  • Period: Jun 18, 1155 to Sep 28, 1197

    Staufen Dynasty

  • Jan 16, 1170

    Barbarossa's attempt to conquer Lombardy

    Barbarossa's attempt to conquer Lombardy
    Sometime during his reign, Frederick Barbarossa attempted to absorb Lombardy in northern Italy into his empire. This integration if the profitable state would have granted Frederick the resources necessary to build a very powerful state that could have potentially spaned much of Europe. Unfortunately, throughout the middle ages, the papacy maintained the balance of power amongst the empires of Western Europe. In doing so, they prevented one from gaining enough power to overthrow the church.
  • Jan 16, 1189

    The Third Crusade

    The Third Crusade
    Frederick Barbarossa joins Richard the Lionheart and Philip Augustus in the Third Crusade to take back Jerusalem from the Muslims.
  • Jun 10, 1190

    Frederick Barbarossa's death

    Frederick never makes it to Jerusalem. On June 10th, 1190, he drowns in the Seleph River whilst bathing.
  • Period: Oct 4, 1209 to Jan 16, 1215

    Welf Dynasty

  • Period: Nov 22, 1220 to Dec 13, 1250

    Staufen Dynasty

  • Period: Jun 29, 1312 to Aug 24, 1313

    House of Luxembourg

  • Period: Jan 17, 1328 to Oct 11, 1347

    House of Wittelsbach

  • Period: Apr 5, 1355 to Dec 9, 1437

    House of Luxembourg

  • Jan 10, 1356

    The Golden Bull of 1356

    The Golden Bull of 1356
    A decree which regulated the election process of electing the King of the Romans. The bull decreed that all elections would take place in Frankfurt, and that they were to last thirty days. The bull also forbade the formation of city alliances.
  • Jan 16, 1414

    Council of Constance

    Council of Constance
    The Council of Constance was held from 1414-1418 in order to end the Western-Schism. When two men were elected as pope, Pope Urban VI first, and Pope Clement VII afterwards, they both claimed the title. In order to resolve the matter, the Council of Constance was called. In the end, both were forced to resign, and a new pope, Martin V, was elected.
  • Period: Mar 19, 1452 to
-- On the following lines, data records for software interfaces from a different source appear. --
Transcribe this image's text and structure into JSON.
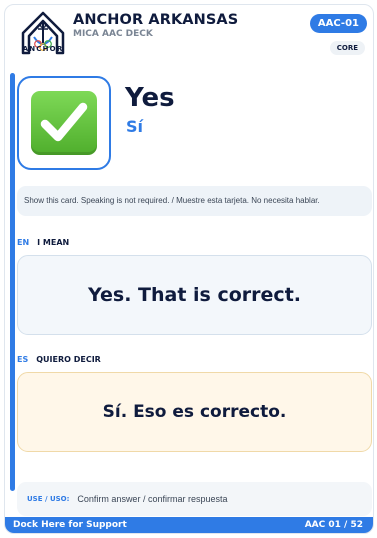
{
  "header": {
    "logo_text": "ANCHOR",
    "brand_title": "ANCHOR ARKANSAS",
    "deck_name": "MICA AAC DECK",
    "card_id": "AAC-01",
    "category_badge": "CORE"
  },
  "symbol": {
    "icon": "check-mark-icon",
    "color": "#5cbf3a"
  },
  "word": {
    "en": "Yes",
    "es": "Sí"
  },
  "instruction": "Show this card. Speaking is not required. / Muestre esta tarjeta. No necesita hablar.",
  "english": {
    "code": "EN",
    "label": "I MEAN",
    "phrase": "Yes. That is correct."
  },
  "spanish": {
    "code": "ES",
    "label": "QUIERO DECIR",
    "phrase": "Sí. Eso es correcto."
  },
  "usage": {
    "label": "USE / USO:",
    "text": "Confirm answer / confirmar respuesta"
  },
  "footer": {
    "left": "Dock Here for Support",
    "right": "AAC 01 / 52"
  },
  "colors": {
    "accent": "#2f7be5",
    "navy": "#0f1b3d",
    "english_panel": "#f3f7fb",
    "spanish_panel": "#fff7e9"
  }
}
    House of Habsburg

  • Jan 16, 1495

    Imperial Reform

    Imperial Reform
    By the fifteen century, drastic changes to the way the Holy Roman Empire was governed had been made, such as the Golden Bull and the Council of Constance. The Imperial Reform consisted of acts intended to give the empire some form of structure. It formed the Imperial Chamber Court, where all legal proceedings were managed,Imperial Circle Estates, which grouped territories in order to manage defenses and collect taxes, and the Imperial Diet, which was essentially a court of estates.